Converting Flash to HTML5: switch now before support ends

Converting Flash to HTML5: switch now before support ends

It’s the end of an era: the once common Adobe Flash format will be discontinued on December 31 2020. Support will be dropped from all major web browsers on that date. If you haven’t yet moved all of your learning content over to HTML5, now is the time. Our guide will help you through the process.

Converting Flash to HTML5 might seem like a major challenge. However, the now essential transformation process presents a great opportunity to decide what needs to stay, what needs to go, and what needs to be overhauled.

For employees, the main benefit of HTML5 will be the ability to access eLearning on any device, wherever they are. HTML5’s wider support and flexibility ensure that users aren’t restricted to learning at a desk. By making the switch, you’ll be able to continue driving a culture of learning and giving people the flexibility to take responsibility for their own learning.

7 things to consider when converting Flash to HTML5

The level of resource required when converting Flash to HTML5 will depend on the nature of your original Flash content.

  1. If the content makes use of a lot of animation, its conversion will need a much greater allocation of time and resources.
  2. If your text and graphics are highly-templated, you will be able to easily cut and paste them into an authoring tool.
  3. The cost of conversion is likely to be significantly lower if your existing content and course structure are held in a format that’s easy to migrate. For example, the common .xml programming language.
  4. You’ll also see a dramatic reduction in costs if your course is composed of repeated templates.
  5. When the code for the structure of the course is accessible, your authoring tool should be able to create the functionality to reshape this into a new layout. This provides a huge cost benefit when large volumes of material are being converted.
  6. Content that doesn’t require any user interaction, such as a Flash animation explaining a sequence of events, can usually be converted directly into an HTML movie within the video player of a course.
  7. The process becomes more complicated for interactive assets such as a quiz screen or hotspot. These usually need to be repurposed, mapped, and rebuilt into new interactions within the authoring tool.

Many authoring tools that output Flash will also give you the original assets—text, images, and videos—when you publish a course. This gives you the opportunity to upload these assets to the cloud and recreate the content in an online eLearning authoring tool such as Gomo.

With a Gomo theme, the hard work of the ‘look and feel’ of the course is already taken care of. It’s often just a case of adding the original assets to upgrade your courses from Flash to HTML5.

Adding value to your eLearning

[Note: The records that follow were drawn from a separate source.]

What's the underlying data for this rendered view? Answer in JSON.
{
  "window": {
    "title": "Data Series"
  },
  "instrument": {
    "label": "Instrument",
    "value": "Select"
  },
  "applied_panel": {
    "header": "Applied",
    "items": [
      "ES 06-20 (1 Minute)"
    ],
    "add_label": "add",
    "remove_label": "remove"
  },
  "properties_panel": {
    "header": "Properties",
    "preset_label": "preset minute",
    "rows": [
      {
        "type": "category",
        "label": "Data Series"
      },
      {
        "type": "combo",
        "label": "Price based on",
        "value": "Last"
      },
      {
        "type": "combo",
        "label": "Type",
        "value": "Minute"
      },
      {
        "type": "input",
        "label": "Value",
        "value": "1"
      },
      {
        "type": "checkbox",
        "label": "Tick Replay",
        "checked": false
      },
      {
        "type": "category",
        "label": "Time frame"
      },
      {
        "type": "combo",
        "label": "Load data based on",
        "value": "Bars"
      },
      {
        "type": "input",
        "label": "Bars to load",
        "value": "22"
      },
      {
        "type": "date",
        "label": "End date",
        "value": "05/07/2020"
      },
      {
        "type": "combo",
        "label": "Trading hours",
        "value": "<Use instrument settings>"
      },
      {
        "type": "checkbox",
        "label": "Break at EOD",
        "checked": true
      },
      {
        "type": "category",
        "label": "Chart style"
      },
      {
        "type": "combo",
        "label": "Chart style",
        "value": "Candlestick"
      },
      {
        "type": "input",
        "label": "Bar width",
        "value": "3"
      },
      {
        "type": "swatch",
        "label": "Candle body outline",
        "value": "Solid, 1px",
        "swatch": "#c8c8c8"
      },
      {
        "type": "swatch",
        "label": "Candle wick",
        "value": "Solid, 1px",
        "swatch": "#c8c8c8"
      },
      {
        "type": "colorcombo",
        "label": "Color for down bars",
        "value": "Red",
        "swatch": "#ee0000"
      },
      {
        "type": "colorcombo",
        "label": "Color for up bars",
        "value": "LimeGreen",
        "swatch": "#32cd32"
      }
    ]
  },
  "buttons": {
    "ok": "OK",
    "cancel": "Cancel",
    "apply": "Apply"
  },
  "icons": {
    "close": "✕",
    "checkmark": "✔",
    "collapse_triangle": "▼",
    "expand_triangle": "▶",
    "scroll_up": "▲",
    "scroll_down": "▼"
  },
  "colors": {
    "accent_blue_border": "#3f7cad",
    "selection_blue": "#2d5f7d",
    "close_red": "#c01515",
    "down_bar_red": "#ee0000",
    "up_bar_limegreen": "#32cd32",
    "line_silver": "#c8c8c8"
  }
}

Perhaps the best way to think about converting Flash courses into HTML is in terms of value. Although it can be tempting to look for a quick migration of content, carried out at the lowest possible price and incorporating minimal learning design, the wisest solution is likely to be the one that adds to your existing learning.

This is an ideal opportunity to optimize and rework your courses and revive outdated content. Remember that a like-for-like conversion, transferring content so that it’s almost identical to how it looks in Flash, is likely to sell your learners short.

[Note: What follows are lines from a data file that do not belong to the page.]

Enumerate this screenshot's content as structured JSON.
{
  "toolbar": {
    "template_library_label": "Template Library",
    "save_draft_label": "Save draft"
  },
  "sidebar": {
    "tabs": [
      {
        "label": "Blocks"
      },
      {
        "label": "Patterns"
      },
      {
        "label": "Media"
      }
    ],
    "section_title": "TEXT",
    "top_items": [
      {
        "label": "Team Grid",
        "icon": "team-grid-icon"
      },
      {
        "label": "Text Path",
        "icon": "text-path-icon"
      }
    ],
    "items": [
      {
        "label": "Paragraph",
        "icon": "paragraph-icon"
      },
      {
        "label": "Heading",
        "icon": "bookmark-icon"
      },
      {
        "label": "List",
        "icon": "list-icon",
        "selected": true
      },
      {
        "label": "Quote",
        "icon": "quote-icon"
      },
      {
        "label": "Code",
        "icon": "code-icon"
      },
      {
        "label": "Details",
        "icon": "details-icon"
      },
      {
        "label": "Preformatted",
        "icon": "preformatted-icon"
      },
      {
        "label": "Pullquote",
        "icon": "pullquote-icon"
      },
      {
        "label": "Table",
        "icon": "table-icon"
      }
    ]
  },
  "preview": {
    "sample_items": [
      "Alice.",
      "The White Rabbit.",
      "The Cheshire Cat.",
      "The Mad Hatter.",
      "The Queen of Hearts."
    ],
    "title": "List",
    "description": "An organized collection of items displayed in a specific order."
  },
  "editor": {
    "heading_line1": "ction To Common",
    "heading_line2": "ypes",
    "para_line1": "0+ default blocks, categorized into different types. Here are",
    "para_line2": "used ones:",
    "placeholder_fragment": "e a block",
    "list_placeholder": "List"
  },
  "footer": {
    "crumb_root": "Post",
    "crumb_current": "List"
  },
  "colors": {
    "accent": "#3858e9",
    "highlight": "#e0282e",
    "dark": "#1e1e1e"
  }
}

Certain modules will benefit from being developed and improved with the extra features offered by HTML5, whereas material which is dated or less effective could be turned into an appendix or archived.

Flash has been obsolete on iOS and Android since 2012 and the December 2020 deathdate of the platform has been known since 2017. Chances are good that your organization has already started its assessment and conversion of Flash content. If not, it’s essential that you begin the process as soon as possible in order to give your learners the best possible experience.

Want to see some great examples of eLearning?

See our customer stories.

What devices will your content be seen on?

HTML5 lends itself far more easily to adaptive and responsive design. At Gomo, we take advantage of both features to create content that fills the screen, whatever screen size and resolution learners are using.

Check out this animated GIF to see Gomo’s responsiveness in action.

Animated gif showing responsive design within Gomo Learning

If your learners are likely to be predominantly using smartphones and tablets, consider how the look and feel of your courses will vary when seen on these devices. Another consideration is whether the design will fulfill the aim of making people want to learn when they’re on the go.

One of the features our clients have used to transform the look of their eLearning is HTML5-enabled continuous scrolling. This allows courses to flow beautifully and gives you the option to let your learners swipe, click and deep scroll around pages full of rich, interactive material. Continuous scroll isn’t possible in Flash. But thanks to HTML5, we’re all very comfortable with the ability to seamlessly view content over a single scrolling screen.

How Gomo can help

HTML5 is now the backbone of the internet and Flash will be gone within a matter of months. It’s time to make the switch to HTML5 learning as a matter of priority.

Gomo’s award-winning authoring tool can help you to make the switch seamlessly and create a mobile-friendly learning experience for your workforce, without needing any in-depth technical knowledge.

Find out more! Check out our ebook, ‘12 Ways to Get the Most Out of Your Authoring Tool’.